> [ABOUT THIS EXERCISE]
The data must be returned exactly. No line may be left out.

Segment Start: SUPPLIED ENTRIES

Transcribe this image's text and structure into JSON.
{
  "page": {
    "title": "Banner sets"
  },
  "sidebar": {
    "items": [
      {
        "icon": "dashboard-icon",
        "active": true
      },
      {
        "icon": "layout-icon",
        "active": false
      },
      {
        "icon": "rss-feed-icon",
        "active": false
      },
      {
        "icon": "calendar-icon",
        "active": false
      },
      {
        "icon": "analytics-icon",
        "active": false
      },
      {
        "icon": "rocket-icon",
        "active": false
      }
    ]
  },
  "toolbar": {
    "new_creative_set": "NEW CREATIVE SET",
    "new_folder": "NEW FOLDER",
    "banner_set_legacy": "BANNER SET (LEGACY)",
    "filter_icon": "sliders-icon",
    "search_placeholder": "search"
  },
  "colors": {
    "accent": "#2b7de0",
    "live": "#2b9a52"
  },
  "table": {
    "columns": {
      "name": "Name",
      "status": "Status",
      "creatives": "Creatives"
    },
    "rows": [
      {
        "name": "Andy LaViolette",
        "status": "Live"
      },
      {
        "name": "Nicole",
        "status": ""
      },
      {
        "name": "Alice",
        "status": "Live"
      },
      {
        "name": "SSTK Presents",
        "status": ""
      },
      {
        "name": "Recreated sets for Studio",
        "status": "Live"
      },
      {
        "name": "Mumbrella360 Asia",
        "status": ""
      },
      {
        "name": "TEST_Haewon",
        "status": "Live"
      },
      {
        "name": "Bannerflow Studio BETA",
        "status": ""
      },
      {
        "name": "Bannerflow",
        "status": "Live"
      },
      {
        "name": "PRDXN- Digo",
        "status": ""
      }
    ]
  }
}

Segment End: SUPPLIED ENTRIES

> [SOLUTION TO THE EXERCISE]
Transcribe this image's text and structure into JSON.
{
  "page": {
    "title": "Banner sets"
  },
  "sidebar": {
    "items": [
      {
        "icon": "dashboard-icon",
        "active": true
      },
      {
        "icon": "layout-icon",
        "active": false
      },
      {
        "icon": "rss-feed-icon",
        "active": false
      },
      {
        "icon": "calendar-icon",
        "active": false
      },
      {
        "icon": "analytics-icon",
        "active": false
      },
      {
        "icon": "rocket-icon",
        "active": false
      }
    ]
  },
  "toolbar": {
    "new_creative_set": "NEW CREATIVE SET",
    "new_folder": "NEW FOLDER",
    "banner_set_legacy": "BANNER SET (LEGACY)",
    "filter_icon": "sliders-icon",
    "search_placeholder": "search"
  },
  "colors": {
    "accent": "#2b7de0",
    "live": "#2b9a52"
  },
  "table": {
    "columns": {
      "name": "Name",
      "status": "Status",
      "creatives": "Creatives"
    },
    "rows": [
      {
        "name": "Andy LaViolette",
        "status": "Live"
      },
      {
        "name": "Nicole",
        "status": ""
      },
      {
        "name": "Alice",
        "status": "Live"
      },
      {
        "name": "SSTK Presents",
        "status": ""
      },
      {
        "name": "Recreated sets for Studio",
        "status": "Live"
      },
      {
        "name": "Mumbrella360 Asia",
        "status": ""
      },
      {
        "name": "TEST_Haewon",
        "status": "Live"
      },
      {
        "name": "Bannerflow Studio BETA",
        "status": ""
      },
      {
        "name": "Bannerflow",
        "status": "Live"
      },
      {
        "name": "PRDXN- Digo",
        "status": ""
      }
    ]
  }
}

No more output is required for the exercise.